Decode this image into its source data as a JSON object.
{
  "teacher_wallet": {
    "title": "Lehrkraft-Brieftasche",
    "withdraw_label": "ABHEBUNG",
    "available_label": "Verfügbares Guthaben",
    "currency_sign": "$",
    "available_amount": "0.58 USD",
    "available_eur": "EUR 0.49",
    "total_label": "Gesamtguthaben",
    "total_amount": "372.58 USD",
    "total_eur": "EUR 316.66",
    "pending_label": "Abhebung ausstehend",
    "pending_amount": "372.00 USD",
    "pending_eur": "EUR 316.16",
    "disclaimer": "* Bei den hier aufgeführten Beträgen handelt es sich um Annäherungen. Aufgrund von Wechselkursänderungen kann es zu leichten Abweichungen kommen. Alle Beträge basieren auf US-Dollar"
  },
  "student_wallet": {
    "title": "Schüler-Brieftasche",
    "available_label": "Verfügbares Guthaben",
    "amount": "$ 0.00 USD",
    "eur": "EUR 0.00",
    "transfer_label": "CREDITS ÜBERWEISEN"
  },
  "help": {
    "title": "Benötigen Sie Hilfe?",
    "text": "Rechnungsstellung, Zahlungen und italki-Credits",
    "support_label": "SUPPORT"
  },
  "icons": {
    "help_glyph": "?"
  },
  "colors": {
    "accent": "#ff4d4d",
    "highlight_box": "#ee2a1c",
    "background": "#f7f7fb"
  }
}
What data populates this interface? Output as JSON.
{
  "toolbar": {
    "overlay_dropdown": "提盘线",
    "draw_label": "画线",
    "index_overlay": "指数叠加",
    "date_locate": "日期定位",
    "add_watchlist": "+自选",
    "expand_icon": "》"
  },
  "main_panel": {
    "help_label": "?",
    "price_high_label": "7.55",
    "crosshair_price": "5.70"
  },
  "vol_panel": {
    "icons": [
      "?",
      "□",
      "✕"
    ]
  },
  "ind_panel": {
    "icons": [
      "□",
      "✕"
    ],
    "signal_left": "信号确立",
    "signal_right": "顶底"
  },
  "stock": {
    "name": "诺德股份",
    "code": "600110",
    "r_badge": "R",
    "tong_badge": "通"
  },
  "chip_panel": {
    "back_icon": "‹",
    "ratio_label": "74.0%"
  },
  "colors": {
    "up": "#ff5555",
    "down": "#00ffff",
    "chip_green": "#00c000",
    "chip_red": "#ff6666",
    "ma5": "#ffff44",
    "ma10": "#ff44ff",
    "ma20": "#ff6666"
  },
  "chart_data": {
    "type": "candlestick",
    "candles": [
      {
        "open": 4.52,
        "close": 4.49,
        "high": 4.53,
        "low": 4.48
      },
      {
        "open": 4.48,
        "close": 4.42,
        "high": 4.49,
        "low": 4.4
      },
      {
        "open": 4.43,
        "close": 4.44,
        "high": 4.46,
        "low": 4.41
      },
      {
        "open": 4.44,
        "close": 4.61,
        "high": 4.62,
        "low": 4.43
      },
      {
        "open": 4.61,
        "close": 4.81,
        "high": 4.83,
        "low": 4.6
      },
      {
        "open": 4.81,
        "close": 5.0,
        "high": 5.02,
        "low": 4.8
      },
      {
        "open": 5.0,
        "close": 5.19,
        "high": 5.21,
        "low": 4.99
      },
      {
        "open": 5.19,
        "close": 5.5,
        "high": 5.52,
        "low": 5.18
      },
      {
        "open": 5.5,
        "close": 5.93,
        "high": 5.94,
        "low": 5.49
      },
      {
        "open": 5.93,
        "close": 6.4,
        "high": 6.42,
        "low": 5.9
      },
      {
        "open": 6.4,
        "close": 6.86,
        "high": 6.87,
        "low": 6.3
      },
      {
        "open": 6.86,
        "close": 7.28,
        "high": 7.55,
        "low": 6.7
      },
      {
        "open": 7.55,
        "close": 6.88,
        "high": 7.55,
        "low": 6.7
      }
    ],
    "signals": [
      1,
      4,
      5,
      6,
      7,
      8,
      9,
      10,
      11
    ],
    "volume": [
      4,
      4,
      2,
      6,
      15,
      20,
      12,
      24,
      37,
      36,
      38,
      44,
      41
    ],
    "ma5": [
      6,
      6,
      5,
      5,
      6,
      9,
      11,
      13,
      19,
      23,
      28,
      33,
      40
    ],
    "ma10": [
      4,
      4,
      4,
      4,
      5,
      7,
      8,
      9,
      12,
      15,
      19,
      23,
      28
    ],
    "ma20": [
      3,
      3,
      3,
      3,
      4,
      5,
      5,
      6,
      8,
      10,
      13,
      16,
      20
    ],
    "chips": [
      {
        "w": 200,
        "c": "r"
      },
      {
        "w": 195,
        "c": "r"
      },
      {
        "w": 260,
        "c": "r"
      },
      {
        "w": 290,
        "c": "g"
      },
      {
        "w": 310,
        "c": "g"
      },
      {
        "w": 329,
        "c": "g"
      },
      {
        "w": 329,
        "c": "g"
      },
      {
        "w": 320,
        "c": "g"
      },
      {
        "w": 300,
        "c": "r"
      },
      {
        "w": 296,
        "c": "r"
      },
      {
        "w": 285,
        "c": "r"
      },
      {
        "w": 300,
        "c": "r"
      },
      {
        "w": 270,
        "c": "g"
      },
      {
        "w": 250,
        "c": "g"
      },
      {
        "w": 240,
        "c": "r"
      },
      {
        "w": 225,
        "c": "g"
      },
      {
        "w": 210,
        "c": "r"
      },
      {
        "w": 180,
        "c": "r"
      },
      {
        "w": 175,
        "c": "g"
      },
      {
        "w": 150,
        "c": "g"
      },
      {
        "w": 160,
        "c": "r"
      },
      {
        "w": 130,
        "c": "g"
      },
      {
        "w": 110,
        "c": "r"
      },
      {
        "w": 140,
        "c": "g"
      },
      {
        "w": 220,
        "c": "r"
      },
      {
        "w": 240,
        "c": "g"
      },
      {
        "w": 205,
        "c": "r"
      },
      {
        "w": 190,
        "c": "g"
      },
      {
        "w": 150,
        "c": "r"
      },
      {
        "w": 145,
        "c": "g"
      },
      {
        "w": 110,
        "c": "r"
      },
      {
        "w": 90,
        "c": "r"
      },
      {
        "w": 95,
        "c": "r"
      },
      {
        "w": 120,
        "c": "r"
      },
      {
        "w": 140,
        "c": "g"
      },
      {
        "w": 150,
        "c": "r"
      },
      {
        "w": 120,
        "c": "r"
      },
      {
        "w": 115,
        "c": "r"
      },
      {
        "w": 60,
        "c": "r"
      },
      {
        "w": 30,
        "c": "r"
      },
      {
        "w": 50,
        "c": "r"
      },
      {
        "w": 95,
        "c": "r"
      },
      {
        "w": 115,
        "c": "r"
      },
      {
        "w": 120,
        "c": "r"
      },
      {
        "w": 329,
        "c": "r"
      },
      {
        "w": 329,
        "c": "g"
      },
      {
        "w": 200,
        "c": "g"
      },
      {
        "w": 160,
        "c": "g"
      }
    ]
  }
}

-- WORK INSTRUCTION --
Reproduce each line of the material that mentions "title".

-- SOLUTION --
    "title": "Lehrkraft-Brieftasche",
    "title": "Schüler-Brieftasche",
    "title": "Benötigen Sie Hilfe?",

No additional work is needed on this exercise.